14 February 2011
A new highly sensitive nanoparticle contrast agent for imaging in the body stays in the bloodstream longer and is better at targeting tumours than other nanoparticle contrast agents, say Chinese scientists.
Xintao Shuai from Sun Yat-Sen University, Guangzhou,and colleagues encapsulated individual - or nonclustered - superparamagnetic iron oxide nanoparticles inside micelles composed of folate and a polymer.
The team injected the nanoparticles into the veins of mice tails and followed their progress with magnetic resonance imaging (MRI). They found that the micelles increased the nanoparticles' ability to show the bright and dark contrast between healthy and diseased tissue. The nanoparticles stayed in the bloodstream longer than larger nanoparticles because it took longer for them to accumulate in the liver. By introducing folate, the nanoparticles' ability to target tumour cells was also increased.
The smaller nanoparticles stay in the bloodstream longer because they don't accumulate in the liver as quickly as larger nanoparticles
Similar imaging agents are made from clusters of nanoparticles inside micelles, but clusters are larger, limiting their use. As Shuai's micelles encapsulate the nanoparticles individually, they are smaller and more versatile.
'Effective tumour imaging requires a tumour-specific and highly sensitive MRI contrast agent,' explains Shaui. 'Such an MRI agent must combine high MRI sensitivity, long blood circulation and tumour specificity. We believe that these features are equally important and should be combined into one system.'
'Compared with other systems, this system is useful for imaging non-liver tumors,' says Youqing Shen, an expert in biomaterials from Zejiang University, China. 'Currently there are no such highly sensitive MRI contrast agents for non-liver tumour detection.'

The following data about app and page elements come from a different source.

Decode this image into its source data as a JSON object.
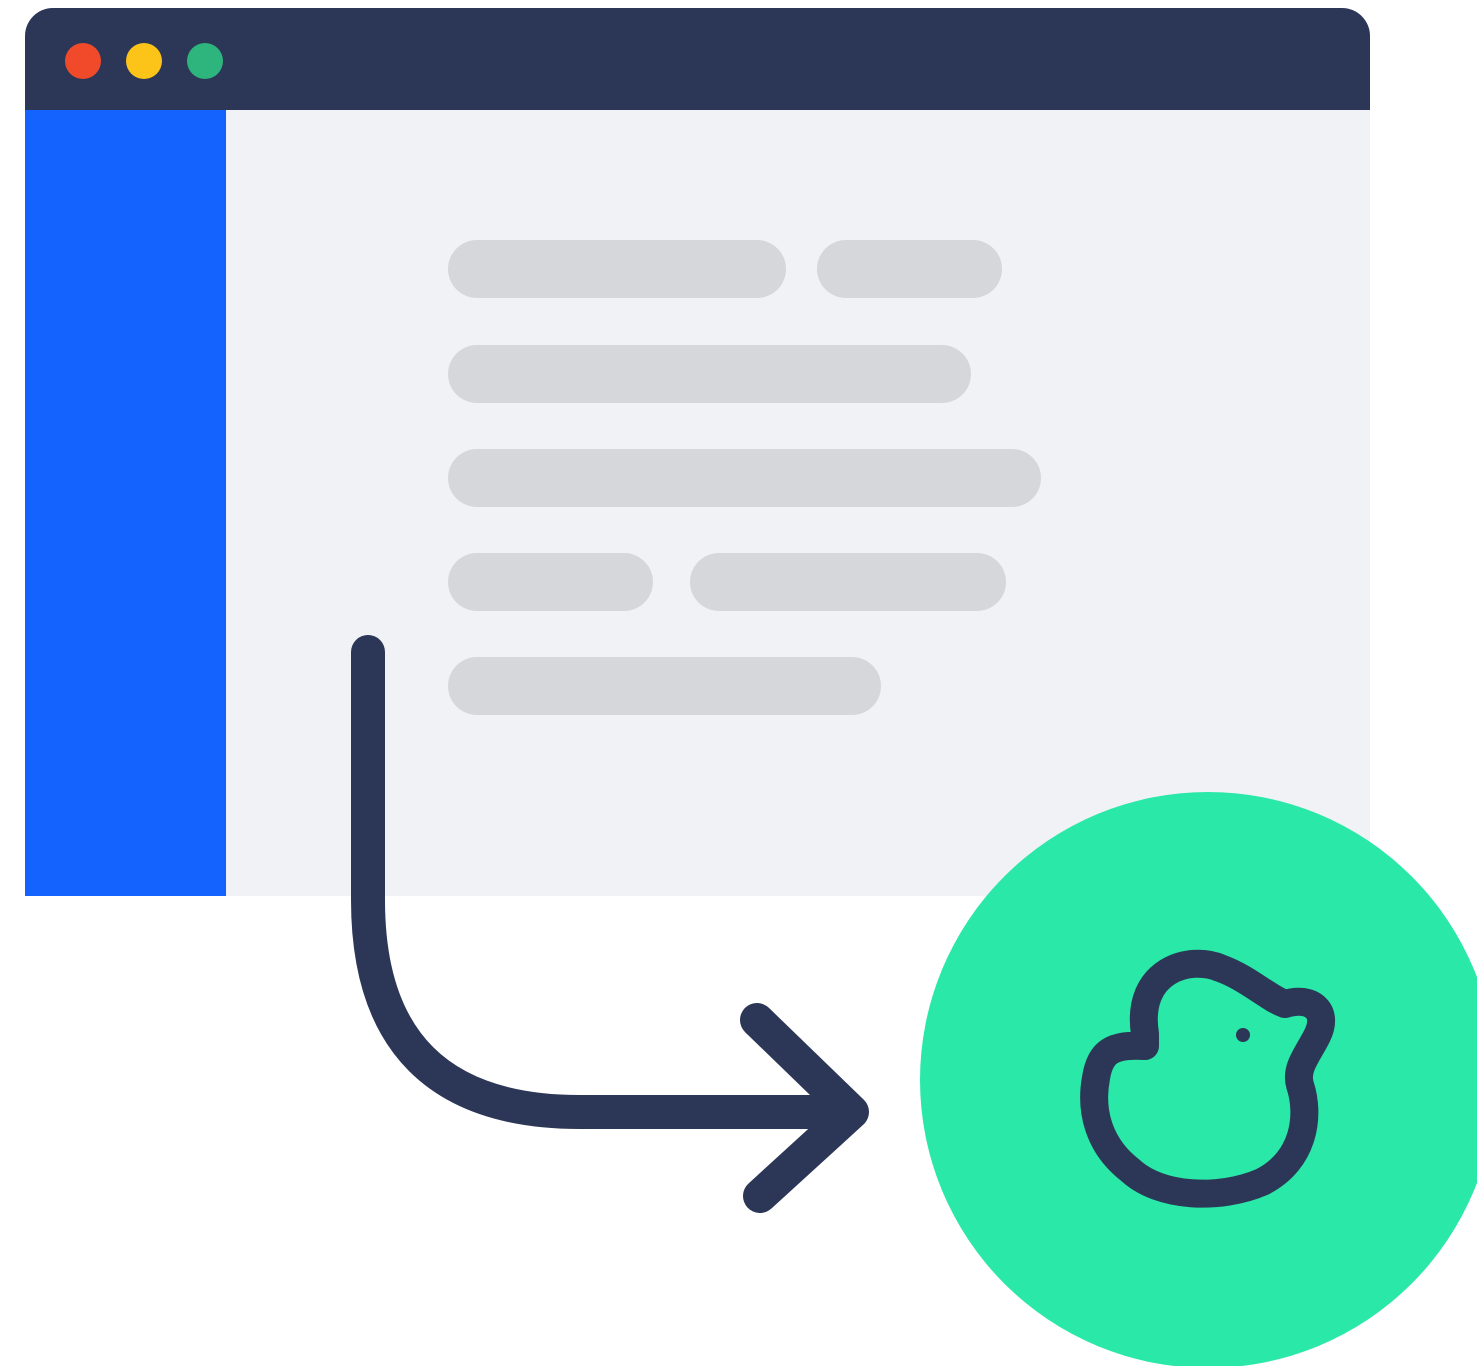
{
  "colors": {
    "titlebar": "#2c3757",
    "dot_close": "#f04a2a",
    "dot_minimize": "#fcc419",
    "dot_maximize": "#2db57d",
    "sidebar": "#1563ff",
    "content_bg": "#f1f2f6",
    "placeholder_bar": "#d6d7db",
    "arrow": "#2c3757",
    "badge": "#2ae8a8",
    "duck_outline": "#2c3757"
  },
  "icons": {
    "window_close": "red-dot",
    "window_minimize": "yellow-dot",
    "window_maximize": "green-dot",
    "flow_arrow": "curved-arrow-right",
    "badge_icon": "duck-icon"
  }
}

Shuai says the next step for these encapsulated nanoparticles is to achieve an even higher sensitivity and to carry out preclinical studies, including studies on the pharmokinetics and long term in vivo toxicity. One future challenge will be to extend this strategy to the detection of other tumours with different biomarkers, he adds.